Honda’s second-generation Ridgeline truck shed a few more layers of camouflage recently, as spy photographers snapped the upcoming pickup ahead of its Detroit auto show debut in January.
The shots confirm what many in the industry had been expecting — that Honda would ditch the controversial flying buttress profile from the original Ridgeline in favor of a more traditional truck-like silhouette.
Hints of the old design stuck around: A closer look at the rear of the new Ridgeline’s four-door cabin shows the rear glass tilts inward at the top.
The Ridgeline prototype — seen testing on public roads — also appears to share much of its face with the recently redesigned Pilot crossover. The Ridgeline and Pilot share the same unibody platform, making it an oddity in a world still dominated by body-on-frame trucks.
The prototype’s softer, curvy look sets it apart from its more blocky midsize competitors such as the Toyota Tacoma, Chevy Colorado and GMC Canyon. In-bed lighting and a bed liner can be seen in the photos, as well as a dashboard design that echoes the new Pilot’s.
Honda previewed other styling cues on the redesigned pickup with the Ridgeline Baja Race Truck that debuted at the Specialty Equipment Market Association show in Las Vegas this month.
The new Ridgeline is expected to come with the same 3.5-liter, V-6 engine that Honda uses in the Pilot. In that application, it produces 280-horses and 262 pound-feet of torque. It’s hooked up to either a six-speed automatic transmission in lower trims or a nine-speed auto in high-end models.
The re-engineered and redesigned Ridgeline is expected to go on sale in 2016 as a 2017 model.
It replaces an innovative first-generation truck that used its unibody setup to offer features such as in-bed storage and a tailgate that opened either down or to the side.

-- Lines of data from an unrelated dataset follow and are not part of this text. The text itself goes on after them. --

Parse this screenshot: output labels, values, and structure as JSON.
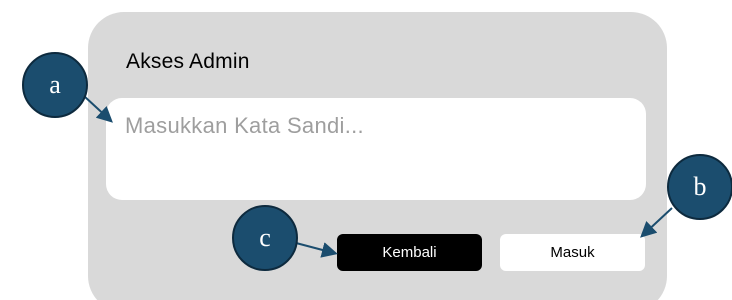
{
  "dialog": {
    "title": "Akses Admin",
    "password_placeholder": "Masukkan Kata Sandi...",
    "back_label": "Kembali",
    "submit_label": "Masuk"
  },
  "markers": {
    "a": "a",
    "b": "b",
    "c": "c"
  },
  "colors": {
    "dialog_bg": "#d9d9d9",
    "input_bg": "#ffffff",
    "back_button_bg": "#000000",
    "submit_button_bg": "#ffffff",
    "marker_fill": "#1b4d6e",
    "marker_arrow": "#1b4d6e"
  }
}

Reaction to the original Ridgeline was mixed. It was Motor Trend’s Truck of the Year in 2006 and sales peaked at more than 50,000 that same year. It had total sales of 257,516 from 2005 through 10 months of 2015.
Sales slowed after the model’s first four years of production as buyers remained loyal to more traditional midsize offerings.
Honda is hoping to tap into low gas prices and consumers’ increased appetite for trucks that aren’t traditional full-size models from the Detroit 3, whose prices and size have grown significantly in recent years.
General Motors has proved there’s demand in the midsize pickup market. It is on pace to generate U.S. sales of more than 100,000 Chevy Colorado and GMC Canyon trucks in 2015.